A massive flop on its release, "The General" is an outstanding achievement of silent comedy stunt gags that often look every bit as good as contemporary equivalents.
Buster plays Johnnie Gray, a train engineer who adores both his locomotive 'The General', and girlfriend Annabelle, (Marion Mack). While the reciprocal love from buster's train seems a safe bet, Annabelle is none too impressed when the Civil War breaks out and he is rejected by the army. With Annabelle refusing to speak to him until he's in uniform, the relationship looks doomed. That all changes though once Union spies steal his beloved 'General' and girlfriend, setting him off on a remarkable chase to save them both.
The scale and direction of this chase movie was revolutionary, and newcomers will doubtless be surprised at the excellent pacing of the action. The superb cinematography catches all the right shots as Keaton cleverly builds up the scale of the stunts.

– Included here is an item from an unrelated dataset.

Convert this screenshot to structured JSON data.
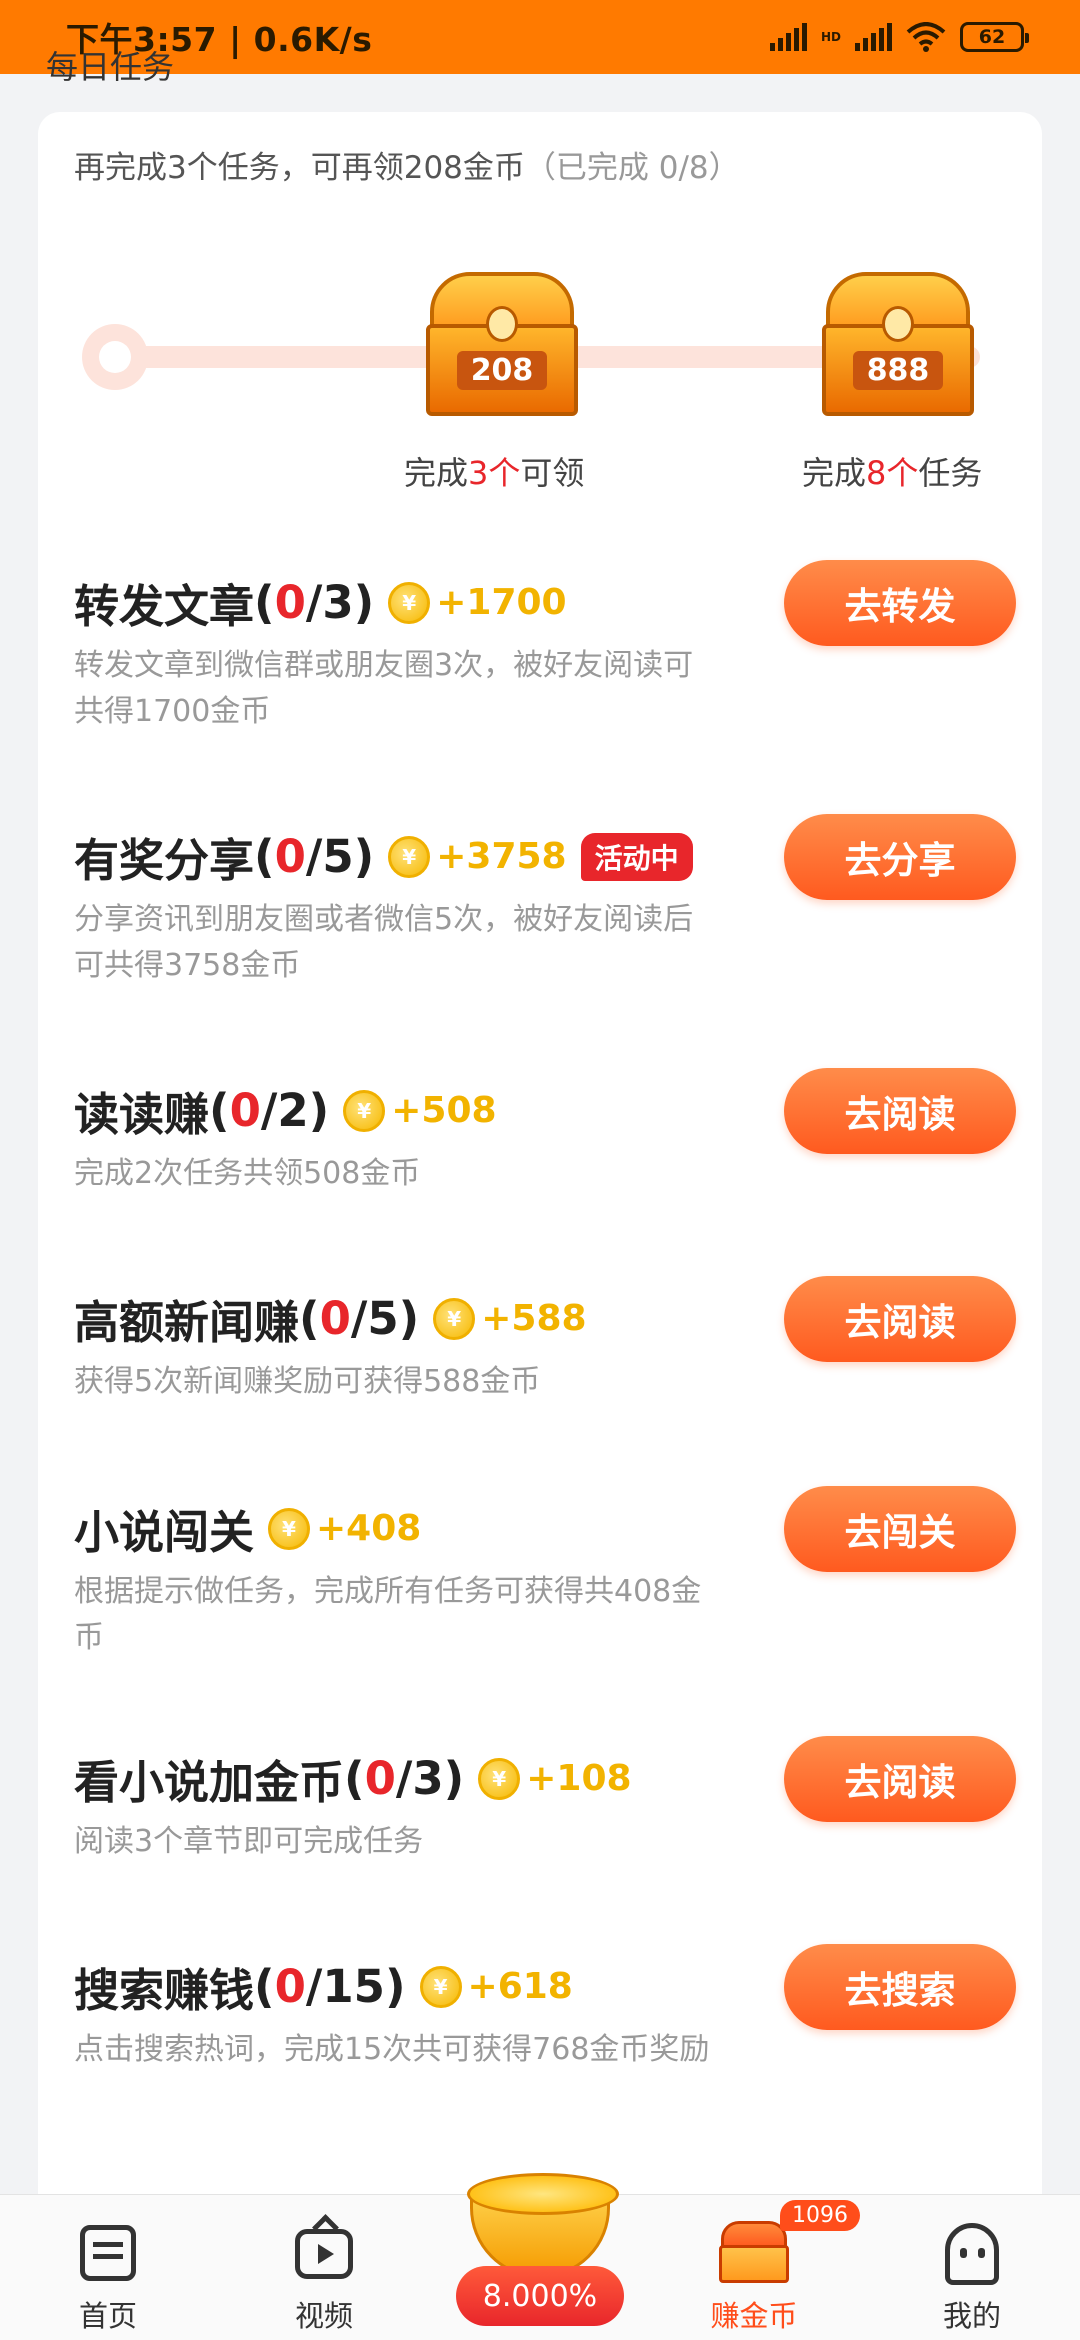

These culminate in increasingly impressive train-based acrobatics as he dodges the fiendish attempts by the Union men to derail him.
As with any good blockbuster, Keaton saves the best for last with a climax involving a burning bridge the Unionists attempt to cross by train. Staged for real, the reputed $42,000 cost of that single shot was unheard of in those days, and it's just as impressive today as it was then.
Staged with wit and satisfying cinematic flair, "The General" is a true Hollywood classic.
Read a review of the DVD.